In my role as an EiR, I get approached by students to advise them as they explore new business ideas and opportunities. Our discussions encompass topics from product development to go-to market plans, from co-founder dynamics to exploring funding opportunities, from strategic partnerships to board building efforts. I also get approached by students who don’t have an idea of their own, but are seeking to join startups or VC firms. In those instances, our discourse takes the shape of career advice and exploration. Beyond the office hours, as an EiR, I also participate in panels for the Rock Center for Entrepreneurship or lead sessions at the Harvard iLab. Most recently I led one about determining the right monetization paths for one’s business.

What has surprised you the most about the role?

I have been surprised by the breadth of ideas and how strong the entrepreneurial spirit is at HBS. It is not just the absolute desire and determination to start a business that I enjoy; it is also how diverse the set of ideas are. For example, during my last office hours, one student was working on a consumer robotics idea for children, another on building a social impact business with an e-commerce component in China, yet another was focused on exploring opportunities with startups in the consumer health care space.

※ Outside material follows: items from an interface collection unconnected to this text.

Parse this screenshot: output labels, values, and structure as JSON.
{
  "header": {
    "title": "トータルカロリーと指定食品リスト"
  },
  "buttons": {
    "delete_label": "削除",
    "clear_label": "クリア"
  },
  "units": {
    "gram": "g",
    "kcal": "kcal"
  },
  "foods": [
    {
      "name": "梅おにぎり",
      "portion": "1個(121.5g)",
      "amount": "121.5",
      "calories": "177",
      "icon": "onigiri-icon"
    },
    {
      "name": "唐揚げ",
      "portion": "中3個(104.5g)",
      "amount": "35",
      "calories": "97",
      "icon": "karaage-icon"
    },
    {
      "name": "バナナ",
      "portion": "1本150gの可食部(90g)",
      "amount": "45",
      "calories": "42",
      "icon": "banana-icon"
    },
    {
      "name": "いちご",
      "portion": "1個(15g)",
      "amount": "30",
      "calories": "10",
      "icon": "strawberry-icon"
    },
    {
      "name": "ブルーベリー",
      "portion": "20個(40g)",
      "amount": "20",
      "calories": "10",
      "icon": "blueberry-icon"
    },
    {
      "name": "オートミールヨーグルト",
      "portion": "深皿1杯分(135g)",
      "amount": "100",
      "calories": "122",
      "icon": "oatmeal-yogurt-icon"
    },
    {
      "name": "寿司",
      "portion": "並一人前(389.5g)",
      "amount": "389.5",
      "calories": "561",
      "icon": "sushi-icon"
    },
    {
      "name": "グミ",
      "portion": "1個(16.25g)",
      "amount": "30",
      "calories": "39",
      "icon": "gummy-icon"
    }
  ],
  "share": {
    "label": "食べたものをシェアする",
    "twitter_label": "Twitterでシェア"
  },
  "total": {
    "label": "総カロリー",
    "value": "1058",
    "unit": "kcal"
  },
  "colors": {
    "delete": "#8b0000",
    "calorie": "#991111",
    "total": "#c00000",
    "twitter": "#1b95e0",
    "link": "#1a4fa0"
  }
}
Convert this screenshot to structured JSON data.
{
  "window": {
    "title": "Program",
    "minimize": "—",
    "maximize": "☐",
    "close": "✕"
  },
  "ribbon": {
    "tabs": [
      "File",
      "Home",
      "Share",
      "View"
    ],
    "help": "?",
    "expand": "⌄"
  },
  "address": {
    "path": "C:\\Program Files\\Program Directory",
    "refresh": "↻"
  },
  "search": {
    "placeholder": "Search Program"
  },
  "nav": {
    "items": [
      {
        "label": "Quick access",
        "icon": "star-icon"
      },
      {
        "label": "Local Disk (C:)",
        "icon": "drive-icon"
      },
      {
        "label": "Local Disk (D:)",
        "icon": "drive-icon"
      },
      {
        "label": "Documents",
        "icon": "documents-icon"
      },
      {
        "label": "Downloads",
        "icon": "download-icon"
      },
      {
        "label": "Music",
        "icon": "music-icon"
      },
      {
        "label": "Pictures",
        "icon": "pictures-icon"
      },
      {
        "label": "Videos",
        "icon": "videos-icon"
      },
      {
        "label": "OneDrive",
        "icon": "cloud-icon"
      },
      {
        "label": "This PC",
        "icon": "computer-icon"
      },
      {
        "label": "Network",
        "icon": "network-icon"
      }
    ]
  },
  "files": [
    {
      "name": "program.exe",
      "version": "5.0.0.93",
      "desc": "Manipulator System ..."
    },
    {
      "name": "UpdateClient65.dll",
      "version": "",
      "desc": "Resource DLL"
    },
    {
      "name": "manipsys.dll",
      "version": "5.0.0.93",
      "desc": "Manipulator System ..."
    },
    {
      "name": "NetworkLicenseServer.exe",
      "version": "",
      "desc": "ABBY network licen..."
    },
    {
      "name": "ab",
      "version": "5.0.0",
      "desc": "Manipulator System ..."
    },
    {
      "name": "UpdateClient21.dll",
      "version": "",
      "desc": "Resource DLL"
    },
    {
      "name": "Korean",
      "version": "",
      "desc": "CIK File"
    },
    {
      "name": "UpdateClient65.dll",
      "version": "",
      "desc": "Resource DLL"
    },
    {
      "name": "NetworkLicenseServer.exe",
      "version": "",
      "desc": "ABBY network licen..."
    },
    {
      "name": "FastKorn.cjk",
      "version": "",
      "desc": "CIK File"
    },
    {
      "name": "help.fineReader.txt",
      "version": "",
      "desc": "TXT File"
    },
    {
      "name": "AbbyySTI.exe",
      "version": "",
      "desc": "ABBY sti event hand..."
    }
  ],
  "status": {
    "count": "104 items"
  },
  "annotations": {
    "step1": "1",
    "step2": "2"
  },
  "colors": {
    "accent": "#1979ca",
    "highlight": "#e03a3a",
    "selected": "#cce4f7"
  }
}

Do you think exposure to entrepreneurship is important for business school students?

Part of one’s educational journey at HBS is the ability to gain exposure to areas and field that one had never considered, or had access to, prior to HBS. For students interested in embarking on the startup journey, these two years are the perfect time to use the HBS education and resources and hone in on a business idea. For students who have not considered  entrepreneurship before, what an amazing opportunity for them to gain exposure to such a fast-paced, innovative path.

What advice would you give to someone considering applying to HBS?

Applicants acknowledge that HBS is a world-class institution, affording its student the ability to learn from professors and peers, to develop an unparalleled network of colleagues and friends and, ultimately, to leverage their HBS education to make a lasting impact in the world. It is my hope that they will also recognize that HBS offers a unique environment for students to pursue entrepreneurial opportunities. The School provides countless resources, programs, and support to help aspiring entrepreneurs explore and test their ideas, and its commitment to seeing HBS students succeed in their endeavors is unwavering.